Go through the data and retrieve each line that includes the string "this".

==============================

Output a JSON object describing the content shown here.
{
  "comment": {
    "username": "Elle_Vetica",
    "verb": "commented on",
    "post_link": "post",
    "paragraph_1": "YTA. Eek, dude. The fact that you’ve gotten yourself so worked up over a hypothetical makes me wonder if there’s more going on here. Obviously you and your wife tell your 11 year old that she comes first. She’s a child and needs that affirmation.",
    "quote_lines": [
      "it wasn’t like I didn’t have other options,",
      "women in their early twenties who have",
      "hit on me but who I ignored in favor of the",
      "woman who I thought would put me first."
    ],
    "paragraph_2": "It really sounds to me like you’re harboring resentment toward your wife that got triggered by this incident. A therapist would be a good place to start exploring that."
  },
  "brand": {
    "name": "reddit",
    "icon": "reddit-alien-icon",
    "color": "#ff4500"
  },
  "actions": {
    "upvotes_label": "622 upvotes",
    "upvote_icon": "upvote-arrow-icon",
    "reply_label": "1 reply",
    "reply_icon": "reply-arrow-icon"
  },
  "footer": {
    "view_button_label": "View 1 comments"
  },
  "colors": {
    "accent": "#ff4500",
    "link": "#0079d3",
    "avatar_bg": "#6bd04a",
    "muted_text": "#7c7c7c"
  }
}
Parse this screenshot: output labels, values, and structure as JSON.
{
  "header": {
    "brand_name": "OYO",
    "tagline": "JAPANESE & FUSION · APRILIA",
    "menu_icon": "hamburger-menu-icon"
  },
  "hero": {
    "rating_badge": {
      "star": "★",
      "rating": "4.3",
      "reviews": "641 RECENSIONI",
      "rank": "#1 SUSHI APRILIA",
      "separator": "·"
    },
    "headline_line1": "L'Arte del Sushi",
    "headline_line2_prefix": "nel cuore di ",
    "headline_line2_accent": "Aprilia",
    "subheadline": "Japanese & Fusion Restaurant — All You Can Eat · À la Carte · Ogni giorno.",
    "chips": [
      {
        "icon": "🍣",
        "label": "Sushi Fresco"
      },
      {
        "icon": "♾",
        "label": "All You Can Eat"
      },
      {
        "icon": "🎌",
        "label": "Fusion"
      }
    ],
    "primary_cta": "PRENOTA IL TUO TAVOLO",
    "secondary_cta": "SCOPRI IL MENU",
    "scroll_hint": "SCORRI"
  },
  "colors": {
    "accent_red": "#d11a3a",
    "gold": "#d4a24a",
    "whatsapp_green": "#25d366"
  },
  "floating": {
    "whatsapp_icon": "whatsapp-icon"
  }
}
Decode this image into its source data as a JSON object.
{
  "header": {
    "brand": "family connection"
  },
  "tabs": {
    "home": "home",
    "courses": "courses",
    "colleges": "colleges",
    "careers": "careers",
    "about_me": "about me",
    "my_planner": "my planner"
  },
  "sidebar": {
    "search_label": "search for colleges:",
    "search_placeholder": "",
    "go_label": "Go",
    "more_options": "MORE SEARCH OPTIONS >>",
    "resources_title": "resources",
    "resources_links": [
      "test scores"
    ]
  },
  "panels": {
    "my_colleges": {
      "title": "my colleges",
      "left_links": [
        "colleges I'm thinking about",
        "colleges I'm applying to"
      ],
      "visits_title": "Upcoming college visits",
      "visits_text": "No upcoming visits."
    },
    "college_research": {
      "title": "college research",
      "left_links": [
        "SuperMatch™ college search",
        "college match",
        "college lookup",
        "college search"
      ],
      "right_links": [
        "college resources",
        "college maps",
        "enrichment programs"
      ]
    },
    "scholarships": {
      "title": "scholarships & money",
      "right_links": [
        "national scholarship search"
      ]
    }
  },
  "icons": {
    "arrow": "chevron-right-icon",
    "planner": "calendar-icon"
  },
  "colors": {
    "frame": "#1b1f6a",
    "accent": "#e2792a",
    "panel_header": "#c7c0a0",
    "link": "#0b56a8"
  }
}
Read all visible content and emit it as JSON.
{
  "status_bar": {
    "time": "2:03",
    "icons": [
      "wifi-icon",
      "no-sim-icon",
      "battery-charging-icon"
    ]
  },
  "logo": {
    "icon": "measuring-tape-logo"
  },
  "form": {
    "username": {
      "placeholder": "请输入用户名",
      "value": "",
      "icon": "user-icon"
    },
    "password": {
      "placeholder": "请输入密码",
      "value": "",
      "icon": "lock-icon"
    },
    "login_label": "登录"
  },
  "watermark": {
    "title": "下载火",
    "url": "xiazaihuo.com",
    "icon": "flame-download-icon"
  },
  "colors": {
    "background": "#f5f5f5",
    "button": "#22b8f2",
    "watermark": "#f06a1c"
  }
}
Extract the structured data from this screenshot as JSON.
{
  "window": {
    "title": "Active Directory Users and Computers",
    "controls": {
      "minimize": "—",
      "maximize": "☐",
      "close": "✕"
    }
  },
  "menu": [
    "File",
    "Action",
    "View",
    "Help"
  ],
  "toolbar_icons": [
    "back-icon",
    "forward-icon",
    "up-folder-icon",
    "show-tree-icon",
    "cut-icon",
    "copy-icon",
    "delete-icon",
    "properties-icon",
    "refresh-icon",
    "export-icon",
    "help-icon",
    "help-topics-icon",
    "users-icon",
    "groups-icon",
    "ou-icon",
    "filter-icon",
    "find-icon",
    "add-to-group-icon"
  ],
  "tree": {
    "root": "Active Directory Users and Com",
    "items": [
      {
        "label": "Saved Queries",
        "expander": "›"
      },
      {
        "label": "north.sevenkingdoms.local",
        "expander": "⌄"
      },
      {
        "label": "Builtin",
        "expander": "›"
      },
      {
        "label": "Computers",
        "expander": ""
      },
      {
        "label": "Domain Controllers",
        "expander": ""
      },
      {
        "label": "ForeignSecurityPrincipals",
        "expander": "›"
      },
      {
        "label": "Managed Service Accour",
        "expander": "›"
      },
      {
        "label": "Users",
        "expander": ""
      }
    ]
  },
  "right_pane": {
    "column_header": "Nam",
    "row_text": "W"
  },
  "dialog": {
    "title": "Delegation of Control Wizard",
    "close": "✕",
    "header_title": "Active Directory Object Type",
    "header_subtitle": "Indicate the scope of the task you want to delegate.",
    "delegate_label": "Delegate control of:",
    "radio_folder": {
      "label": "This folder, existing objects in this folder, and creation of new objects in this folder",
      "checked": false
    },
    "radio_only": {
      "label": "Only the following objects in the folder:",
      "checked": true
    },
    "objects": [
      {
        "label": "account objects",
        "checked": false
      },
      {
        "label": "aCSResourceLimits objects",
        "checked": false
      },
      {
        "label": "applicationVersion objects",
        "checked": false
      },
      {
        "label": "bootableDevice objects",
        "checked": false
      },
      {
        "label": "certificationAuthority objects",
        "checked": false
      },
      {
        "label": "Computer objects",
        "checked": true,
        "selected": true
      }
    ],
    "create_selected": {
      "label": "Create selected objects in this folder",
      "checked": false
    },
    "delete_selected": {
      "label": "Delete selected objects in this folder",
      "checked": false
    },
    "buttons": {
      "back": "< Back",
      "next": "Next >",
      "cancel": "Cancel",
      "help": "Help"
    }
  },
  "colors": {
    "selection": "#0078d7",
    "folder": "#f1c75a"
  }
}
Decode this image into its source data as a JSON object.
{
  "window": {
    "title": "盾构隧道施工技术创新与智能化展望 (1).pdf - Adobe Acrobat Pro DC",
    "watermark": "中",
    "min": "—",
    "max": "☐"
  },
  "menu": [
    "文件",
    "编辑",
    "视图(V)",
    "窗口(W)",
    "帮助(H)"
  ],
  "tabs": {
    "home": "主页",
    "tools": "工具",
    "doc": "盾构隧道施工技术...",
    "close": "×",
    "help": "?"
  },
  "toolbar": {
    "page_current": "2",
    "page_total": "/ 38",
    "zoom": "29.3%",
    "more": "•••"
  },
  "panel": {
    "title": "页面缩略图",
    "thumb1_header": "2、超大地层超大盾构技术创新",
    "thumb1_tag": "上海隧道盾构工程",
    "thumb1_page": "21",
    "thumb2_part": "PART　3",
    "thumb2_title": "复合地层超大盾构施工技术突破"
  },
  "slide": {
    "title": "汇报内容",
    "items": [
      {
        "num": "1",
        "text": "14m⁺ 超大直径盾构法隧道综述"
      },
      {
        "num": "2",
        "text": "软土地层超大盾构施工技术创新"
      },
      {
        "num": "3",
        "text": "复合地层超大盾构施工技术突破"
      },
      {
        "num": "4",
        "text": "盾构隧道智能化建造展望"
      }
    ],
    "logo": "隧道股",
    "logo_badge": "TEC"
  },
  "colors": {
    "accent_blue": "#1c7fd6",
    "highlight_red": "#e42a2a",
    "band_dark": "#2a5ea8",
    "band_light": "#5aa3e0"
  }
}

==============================

- _RESPONSE BELOW_:
    "paragraph_2": "It really sounds to me like you’re harboring resentment toward your wife that got triggered by this incident. A therapist would be a good place to start exploring that."
Parse this screenshot: output labels, values, and structure as JSON.
Decode this image into its source data as a JSON object.
Extract the structured data from this screenshot as JSON.
      "label": "This folder, existing objects in this folder, and creation of new objects in this folder",
      "label": "Create selected objects in this folder",
      "label": "Delete selected objects in this folder",
Decode this image into its source data as a JSON object.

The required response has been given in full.